Delve behind the brushstrokes of fashion Ayumi Togashi's enchanting illustrations. The Japanese artist has journeyed from the foothills of Mount Fuji to the metropolises of Paris and London to capture the heart and soul of luxury brands the world over including Penhaligon's, Hermès and Roger Vivier 

Many artists that make it to the top of their game overcome serious hardship to reach success. The extraordinary characters on history’s canvas are fraught with drama: Vincent van Gogh famously cut his ear off and sent it to a brothel, Frida Kahlo suffered chronic pain for most of her life, and The Scream painter Edvard Munch battled with complex mental health issues.

When I meet the shy and retiring illustrator Ayumi Togashi, it is hard to imagine her waging war with the colourful jungle of a creative’s life – her story has the tranquillity of a zen garden. 

Togashi was born and raised in Yamanashi, which sits in the centre of Honshu, one of Japan’s main islands and in the shadow of Mount Fuji. One can only imagine the calming life led in such surroundings: the place is known for the thousands of blooming shibazakura flowers that spread out like a giant pink carpet below the snow-capped volcano. 

She made the move to Paris in 2003 to study fashion, and began drawing as a hobby on the side. Soon these illustrations gained so much attention that people began ordering copies. Her first major project was for a collaboration between accessories brand Yazbukey and Coca-Cola, and she has since worked for Chloé, Paco Rabanne, Hermès, Printemps and Penhaligon’s.

It is hard to imagine Ayumi Togashi waging war with the colourful jungle of a creative’s life – her story has the tranquillity of a zen garden. 

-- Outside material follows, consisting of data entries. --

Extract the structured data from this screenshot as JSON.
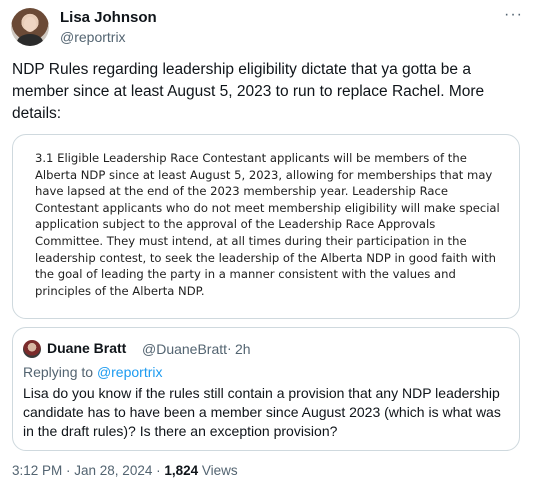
{
  "author": {
    "name": "Lisa Johnson",
    "handle": "@reportrix",
    "avatar_icon": "profile-photo"
  },
  "more_icon_glyph": "···",
  "tweet": {
    "text": "NDP Rules regarding leadership eligibility dictate that ya gotta be a member since at least August 5, 2023 to run to replace Rachel. More details:"
  },
  "attached_image": {
    "text": "3.1 Eligible Leadership Race Contestant applicants will be members of the Alberta NDP since at least August 5, 2023, allowing for memberships that may have lapsed at the end of the 2023 membership year. Leadership Race Contestant applicants who do not meet membership eligibility will make special application subject to the approval of the Leadership Race Approvals Committee. They must intend, at all times during their participation in the leadership contest, to seek the leadership of the Alberta NDP in good faith with the goal of leading the party in a manner consistent with the values and principles of the Alberta NDP."
  },
  "quoted_tweet": {
    "name": "Duane Bratt",
    "handle": "@DuaneBratt",
    "separator": "·",
    "time": "2h",
    "replying_prefix": "Replying to",
    "replying_to": "@reportrix",
    "text": "Lisa do you know if the rules still contain a provision that any NDP leadership candidate has to have been a member since August 2023 (which is what was in the draft rules)? Is there an exception provision?"
  },
  "meta": {
    "timestamp": "3:12 PM · Jan 28, 2024 ·",
    "views_count": "1,824",
    "views_label": "Views"
  },
  "colors": {
    "text_primary": "#0f1419",
    "text_secondary": "#536471",
    "link": "#1d9bf0",
    "border": "#cfd9de"
  }
}
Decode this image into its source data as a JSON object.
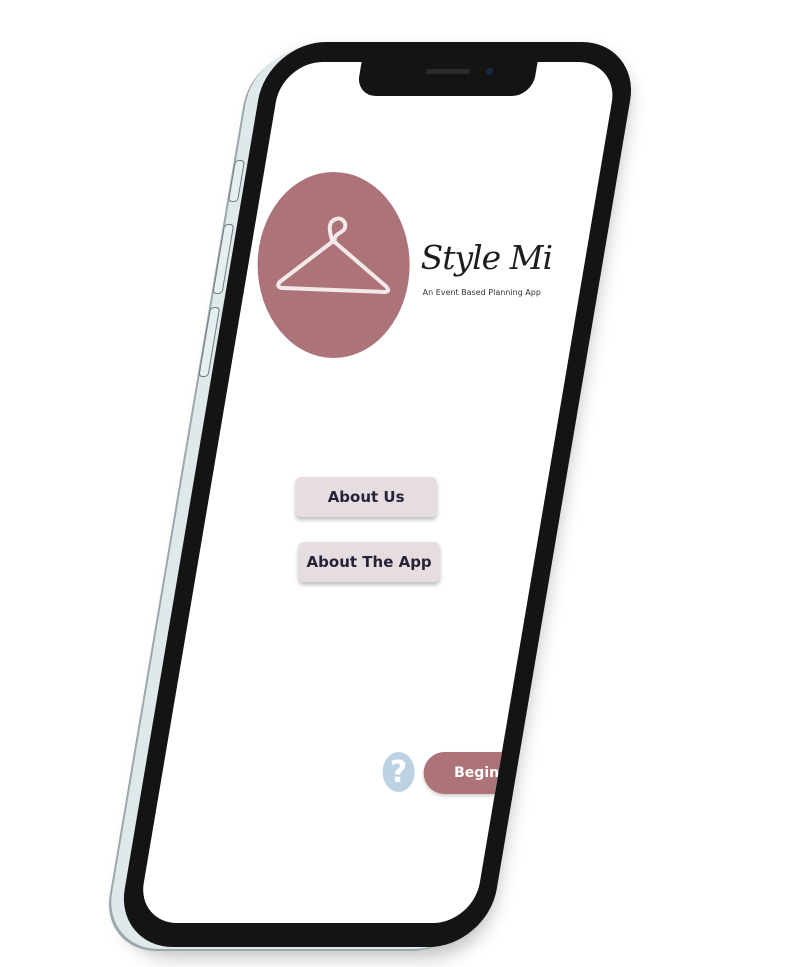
{
  "app": {
    "brand_title": "Style Mi",
    "brand_subtitle": "An Event Based Planning App"
  },
  "menu": {
    "about_us_label": "About Us",
    "about_app_label": "About The App"
  },
  "footer": {
    "help_icon": "question-icon",
    "help_glyph": "?",
    "begin_label": "Begin"
  },
  "colors": {
    "brand": "#ac7478",
    "button_bg": "#e6dde0",
    "button_text": "#262238",
    "help_icon": "#bcd2e3",
    "phone_frame": "#141414"
  }
}
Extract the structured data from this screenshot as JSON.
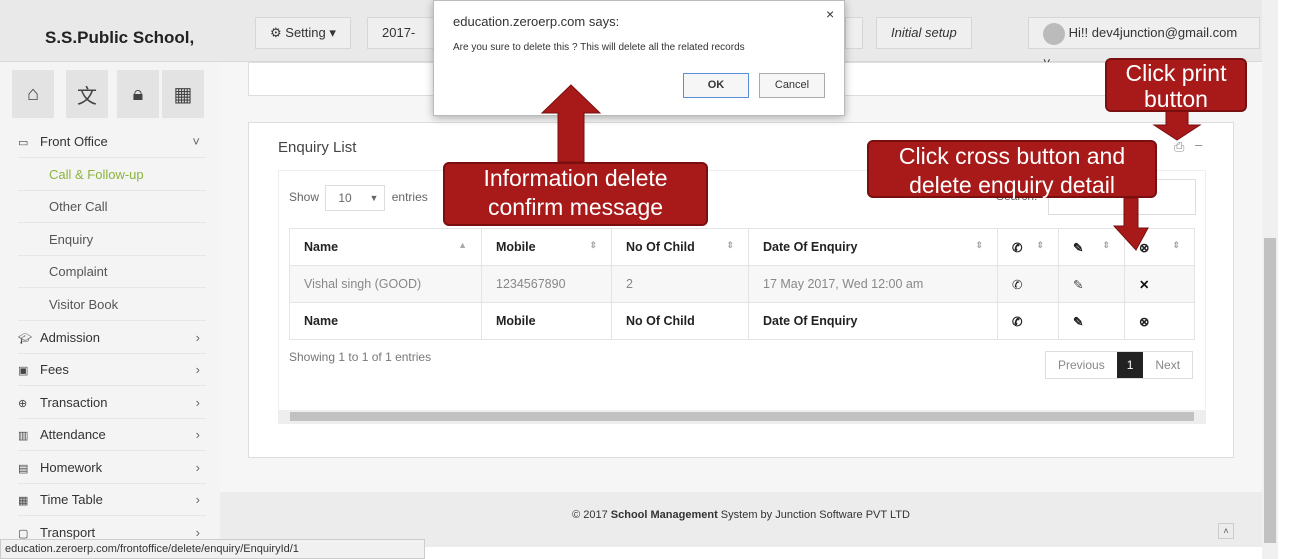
{
  "header": {
    "brand": "S.S.Public School,",
    "setting": "Setting",
    "session": "2017-201",
    "initial_setup": "Initial setup",
    "user": "Hi!! dev4junction@gmail.com"
  },
  "sidebar": {
    "front_office": "Front Office",
    "sub": [
      "Call & Follow-up",
      "Other Call",
      "Enquiry",
      "Complaint",
      "Visitor Book"
    ],
    "items": [
      {
        "label": "Admission",
        "icon": "graduation-cap-icon"
      },
      {
        "label": "Fees",
        "icon": "money-icon"
      },
      {
        "label": "Transaction",
        "icon": "globe-icon"
      },
      {
        "label": "Attendance",
        "icon": "bar-chart-icon"
      },
      {
        "label": "Homework",
        "icon": "file-icon"
      },
      {
        "label": "Time Table",
        "icon": "calendar-icon"
      },
      {
        "label": "Transport",
        "icon": "bus-icon"
      }
    ]
  },
  "panel": {
    "title": "Enquiry List",
    "show": "Show",
    "entries_value": "10",
    "entries": "entries",
    "search": "Search:",
    "columns": [
      "Name",
      "Mobile",
      "No Of Child",
      "Date Of Enquiry"
    ],
    "rows": [
      [
        "Vishal singh (GOOD)",
        "1234567890",
        "2",
        "17 May 2017, Wed 12:00 am"
      ]
    ],
    "info": "Showing 1 to 1 of 1 entries",
    "previous": "Previous",
    "page": "1",
    "next": "Next"
  },
  "footer": {
    "pre": "© 2017 ",
    "bold": "School Management",
    "post": " System by Junction Software PVT LTD"
  },
  "status_url": "education.zeroerp.com/frontoffice/delete/enquiry/EnquiryId/1",
  "dialog": {
    "title": "education.zeroerp.com says:",
    "message": "Are you sure to delete this ? This will delete all the related records",
    "ok": "OK",
    "cancel": "Cancel",
    "close": "×"
  },
  "callouts": {
    "print": "Click print button",
    "cross": "Click cross button and delete enquiry detail",
    "confirm": "Information delete confirm message"
  },
  "colors": {
    "callout": "#a81a1a",
    "active_menu": "#8cb43c"
  }
}
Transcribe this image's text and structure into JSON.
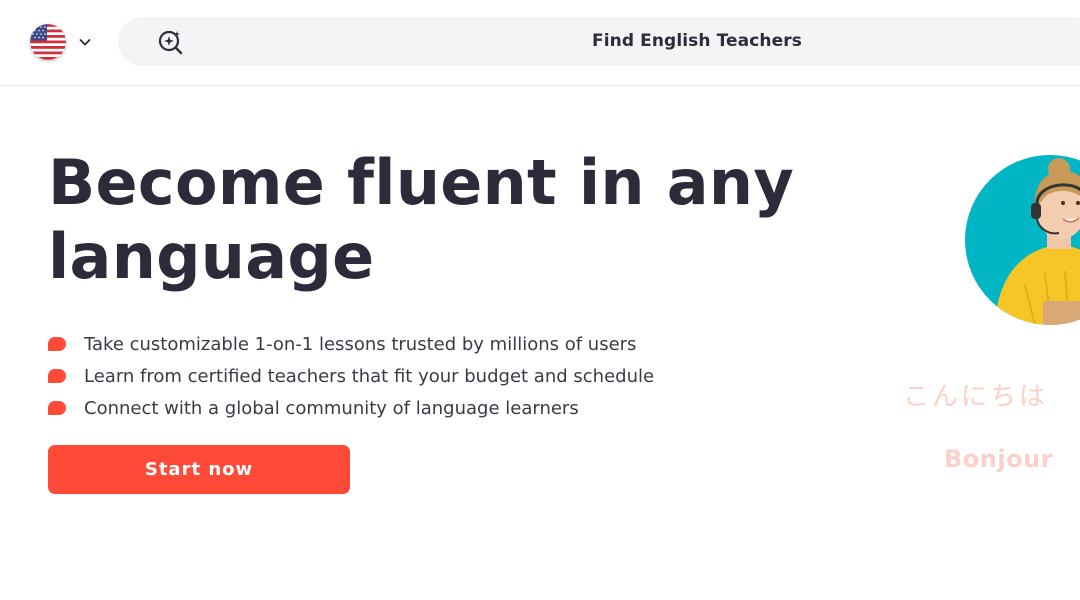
{
  "header": {
    "language_flag": "us-flag-icon",
    "search": {
      "icon": "search-sparkle-icon",
      "label": "Find English Teachers"
    }
  },
  "hero": {
    "title": "Become fluent in any language",
    "benefits": [
      "Take customizable 1-on-1 lessons trusted by millions of users",
      "Learn from certified teachers that fit your budget and schedule",
      "Connect with a global community of language learners"
    ],
    "cta_label": "Start now"
  },
  "illustration": {
    "greetings": [
      "こんにちは",
      "Bonjour"
    ]
  },
  "colors": {
    "accent": "#ff4a38",
    "bullet": "#ff4a38",
    "photo_background": "#00b5c4",
    "greeting_text": "#fbd0ca",
    "title_text": "#2d2b3a"
  }
}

“Each project is different and needs consideration,” Togashi explains. “From the small Parisian atelier, to a luxury fashion label or Japanese brand, they have all played an important part in my career.”

When I first meet the artist, she is expecting a baby and looks ready to pop. A few weeks later I catch up with her to find out how things are now that the little sprog has arrived. “It’s a totally new experience,” she smiles. “I still have some orders to do, so I hope he will be a good boy and let me draw from time to time!” She mentions that a recent purchase of a mobile that sings Moon River is her – perhaps optimistic – attempt to keep crying at bay. 

What projects did she manage to fit in before the birth? “I designed the certificates for The Mayfair Awards 2016 and sketched guests at the event,” she says. “The Ritz London was the perfect venue for such a high-society evening and the table settings were beautiful. I really enjoyed it.” 

Togashi notes one main influence: Aurore de La Morinerie. The bold and mysterious figures drawn by the French artist are a fascinating take on Parisian fashion, but Togashi’s intricate and detailed style lends itself equally well to the world of luxury goods. Her nimble fingers use permanent pencil and Chinese ink in an ‘aquarelle’ style, a popular technique that creates a thin, almost transparent, veil of watercolour. 

Whether a woman in a couture dress standing under the Eiffel Tower or a high-end designer store on the picturesque Mount Street, each scene that flows from Togashi’s nib encapsulates a spring-like effervescence – much like the pink valleys below Mount Fuji.